  • Lessons from the Fall Article by Tom Ascol

    FROM TABLETALK | November 2008

    The Gospels depict the arrest and trial of Jesus in a way that shows us not only the insensibility of His accusers, but also His own steadfast faithfulness to the will of God through suffering and humiliation. Our Lord’s example shows us how to continue entrusting ourselves to Him who judges justly (1 Peter 2:23; 4:19). Jesus, however, was not the only one who was on trial on this momentous occasion. The gospel writers highlight the events surrounding His abuse and trumped up charges, but they also record another trial that took place that night. This second trial was not center … View Resource

  • A Life of Faith and Forgiveness Article by Burk Parsons

    FROM TABLETALK | June 2013

    If you travel to Wittenberg, Germany, the birthplace of the Protestant Reformation, you may find yourself scratching your head wondering how Martin Luther managed to nail his 95 theses to the solid-bronze door of the 500-year-old castle church. It wouldn’t take you long, however, to realize that the bronze door is a relatively new addition. During the Seven Year’s War (1756–1763), the original, wooden door was lost in the great fire that consumed much of the church building in 1760. As a result, King Friedrich Wilhelm IV of Prussia had the door replaced with the present bronze door, upon which … View Resource

  • The Loving Father Article by Allan Murray

    FROM TABLETALK | December 2012

    God is love” (1 John 4:8). He is also Father, Son, and Holy Spirit—three persons, yet one God. We must never lose sight of the oneness of God, yet we relate to each of the persons in a different way. We relate to the Son as the One who became the man Jesus Christ and purchased salvation for us, to the Holy Spirit as the One who is ever present with us and applies to us the benefits of the work of Christ, and to the Father as the One who loved the world of sinners to the extent that … View Resource

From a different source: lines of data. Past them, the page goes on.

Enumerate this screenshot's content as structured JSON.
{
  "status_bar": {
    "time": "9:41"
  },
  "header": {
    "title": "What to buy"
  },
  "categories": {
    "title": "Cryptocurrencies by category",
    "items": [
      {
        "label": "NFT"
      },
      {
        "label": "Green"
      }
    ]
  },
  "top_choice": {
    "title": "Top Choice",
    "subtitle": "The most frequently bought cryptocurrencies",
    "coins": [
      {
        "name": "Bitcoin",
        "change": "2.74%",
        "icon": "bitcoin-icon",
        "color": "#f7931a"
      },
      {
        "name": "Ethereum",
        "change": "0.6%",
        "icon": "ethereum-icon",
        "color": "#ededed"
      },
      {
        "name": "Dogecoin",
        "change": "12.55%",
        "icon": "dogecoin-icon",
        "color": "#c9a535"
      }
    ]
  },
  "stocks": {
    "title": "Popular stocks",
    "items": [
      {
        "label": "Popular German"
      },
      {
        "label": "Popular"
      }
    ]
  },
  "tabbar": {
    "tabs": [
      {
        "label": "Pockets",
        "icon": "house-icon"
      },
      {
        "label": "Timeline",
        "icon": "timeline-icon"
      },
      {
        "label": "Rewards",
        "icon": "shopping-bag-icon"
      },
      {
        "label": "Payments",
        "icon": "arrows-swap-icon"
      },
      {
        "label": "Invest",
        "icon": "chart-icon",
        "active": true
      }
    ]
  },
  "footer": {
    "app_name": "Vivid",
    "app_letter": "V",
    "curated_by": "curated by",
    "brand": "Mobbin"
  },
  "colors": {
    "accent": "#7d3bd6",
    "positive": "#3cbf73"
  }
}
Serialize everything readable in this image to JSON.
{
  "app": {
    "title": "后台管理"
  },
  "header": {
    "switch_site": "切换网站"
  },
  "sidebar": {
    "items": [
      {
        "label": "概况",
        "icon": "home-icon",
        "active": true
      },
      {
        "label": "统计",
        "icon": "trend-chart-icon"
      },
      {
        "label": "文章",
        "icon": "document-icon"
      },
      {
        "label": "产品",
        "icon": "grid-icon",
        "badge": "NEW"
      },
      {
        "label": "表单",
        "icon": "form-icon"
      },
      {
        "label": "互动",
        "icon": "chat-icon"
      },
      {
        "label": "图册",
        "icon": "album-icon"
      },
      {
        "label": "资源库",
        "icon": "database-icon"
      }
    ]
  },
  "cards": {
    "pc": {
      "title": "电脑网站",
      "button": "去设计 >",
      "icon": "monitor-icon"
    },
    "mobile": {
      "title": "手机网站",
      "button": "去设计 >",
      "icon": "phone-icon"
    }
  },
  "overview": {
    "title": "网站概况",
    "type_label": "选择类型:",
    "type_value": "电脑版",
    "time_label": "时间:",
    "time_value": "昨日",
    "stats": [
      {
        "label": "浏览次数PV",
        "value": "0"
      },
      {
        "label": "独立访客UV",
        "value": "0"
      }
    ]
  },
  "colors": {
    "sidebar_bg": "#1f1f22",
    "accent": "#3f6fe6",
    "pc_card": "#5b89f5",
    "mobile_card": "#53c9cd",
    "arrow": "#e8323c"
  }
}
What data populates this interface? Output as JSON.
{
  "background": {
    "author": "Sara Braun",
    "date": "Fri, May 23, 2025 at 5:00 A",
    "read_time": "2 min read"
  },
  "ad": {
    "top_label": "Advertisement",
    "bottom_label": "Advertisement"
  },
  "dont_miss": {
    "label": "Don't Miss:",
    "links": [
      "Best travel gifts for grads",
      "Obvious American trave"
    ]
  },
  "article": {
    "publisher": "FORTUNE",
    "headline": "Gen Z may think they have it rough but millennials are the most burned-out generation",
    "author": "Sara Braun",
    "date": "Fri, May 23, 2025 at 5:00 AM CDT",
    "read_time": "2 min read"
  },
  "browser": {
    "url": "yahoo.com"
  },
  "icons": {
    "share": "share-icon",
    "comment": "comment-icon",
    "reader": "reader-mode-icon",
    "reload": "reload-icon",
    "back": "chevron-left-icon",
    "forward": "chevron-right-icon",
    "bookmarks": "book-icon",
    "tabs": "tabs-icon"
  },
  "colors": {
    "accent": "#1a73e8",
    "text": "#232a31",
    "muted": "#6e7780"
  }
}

  • The Necessity of Reconciliation Article by Rod Mays

    FROM TABLETALK | December 2006

    Why do relationships have to be so complicated? Why do good friends get “wrapped around the axle” with each other? Why do family members become so alienated they may not speak to one another for years? It is because we are sinners who are, by nature, enemies of God and of each other. However, the message of the Gospel is the message of reconciliation (that is, putting together divided parties; Jesus’ bringing God and man together). “In Christ God was reconciling the world to himself, not counting their trespasses against them, and entrusting to us the message of reconciliation” (2 … View Resource